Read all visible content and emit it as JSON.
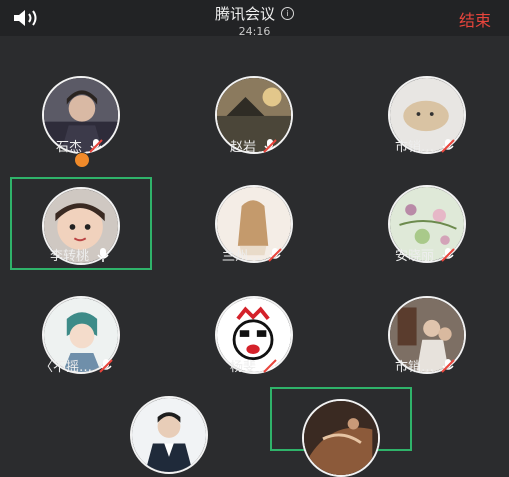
{
  "header": {
    "title": "腾讯会议",
    "timer": "24:16",
    "end_label": "结束"
  },
  "participants": [
    {
      "name": "石杰",
      "mic": "muted",
      "host": true,
      "active": false
    },
    {
      "name": "赵岩",
      "mic": "muted",
      "host": false,
      "active": false
    },
    {
      "name": "市销…",
      "mic": "muted",
      "host": false,
      "active": false
    },
    {
      "name": "李转桃",
      "mic": "on",
      "host": false,
      "active": true
    },
    {
      "name": "兰州…",
      "mic": "muted",
      "host": false,
      "active": false
    },
    {
      "name": "安晓丽",
      "mic": "muted",
      "host": false,
      "active": false
    },
    {
      "name": "〈不摇…",
      "mic": "muted",
      "host": false,
      "active": false
    },
    {
      "name": "杨斐",
      "mic": "muted",
      "host": false,
      "active": false
    },
    {
      "name": "市销…",
      "mic": "muted",
      "host": false,
      "active": false
    },
    {
      "name": "",
      "mic": "",
      "host": false,
      "active": false
    },
    {
      "name": "",
      "mic": "",
      "host": false,
      "active": true
    }
  ],
  "colors": {
    "background": "#2b2c2e",
    "topbar": "#222325",
    "end": "#e8453c",
    "active_border": "#2fb36a",
    "mic_muted": "#e8453c"
  }
}
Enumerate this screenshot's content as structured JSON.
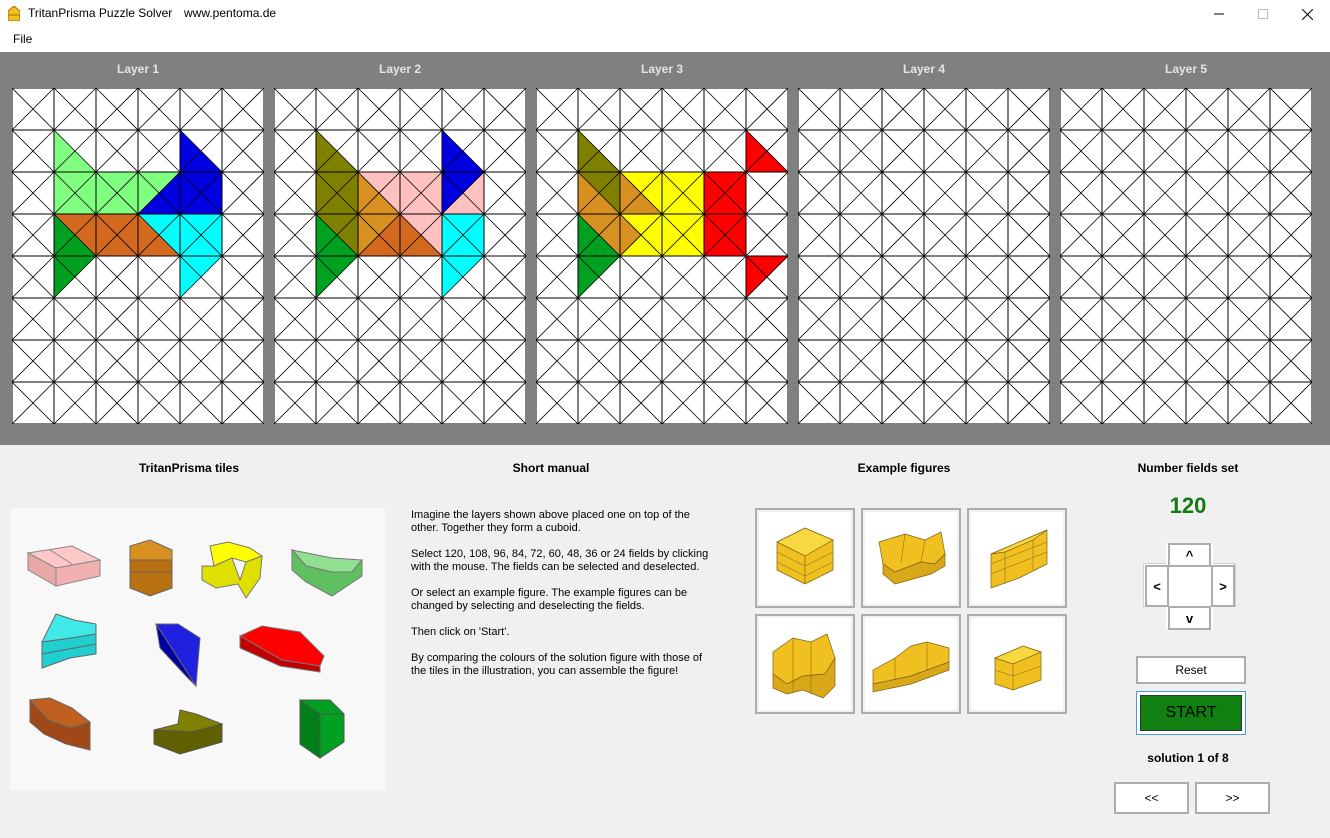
{
  "window": {
    "title": "TritanPrisma Puzzle Solver",
    "url": "www.pentoma.de",
    "minimize_icon": "minimize-icon",
    "maximize_icon": "maximize-icon",
    "close_icon": "close-icon"
  },
  "menu": {
    "file": "File"
  },
  "layers": [
    {
      "title": "Layer 1"
    },
    {
      "title": "Layer 2"
    },
    {
      "title": "Layer 3"
    },
    {
      "title": "Layer 4"
    },
    {
      "title": "Layer 5"
    }
  ],
  "grid": {
    "cols": 6,
    "rows": 8
  },
  "colors": {
    "light_green": "#80ff80",
    "blue": "#0000e0",
    "orange_brown": "#d2691e",
    "cyan": "#00ffff",
    "green": "#00a020",
    "olive": "#808000",
    "pink": "#ffc0c0",
    "dark_orange": "#d89020",
    "yellow": "#ffff00",
    "red": "#ff0000",
    "figure_yellow": "#f0c020",
    "start_green": "#108010",
    "count_green": "#107c10"
  },
  "sections": {
    "tiles_title": "TritanPrisma tiles",
    "manual_title": "Short manual",
    "figures_title": "Example figures",
    "fields_title": "Number fields set"
  },
  "manual": {
    "p1": "Imagine the layers shown above placed one on top of the other. Together they form a cuboid.",
    "p2": "Select 120, 108, 96, 84, 72, 60, 48, 36 or 24 fields by clicking with the mouse. The fields can be selected and deselected.",
    "p3": "Or select an example figure. The example figures can be changed by selecting and deselecting the fields.",
    "p4": "Then click on 'Start'.",
    "p5": "By comparing the colours of the solution figure with those of the tiles in the illustration, you can assemble the figure!"
  },
  "controls": {
    "fields_count": "120",
    "up": "^",
    "left": "<",
    "right": ">",
    "down": "v",
    "reset": "Reset",
    "start": "START",
    "solution_label": "solution",
    "solution_current": "1",
    "solution_of": "of",
    "solution_total": "8",
    "prev": "<<",
    "next": ">>"
  }
}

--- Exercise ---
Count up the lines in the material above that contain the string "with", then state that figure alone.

--- Response area ---
2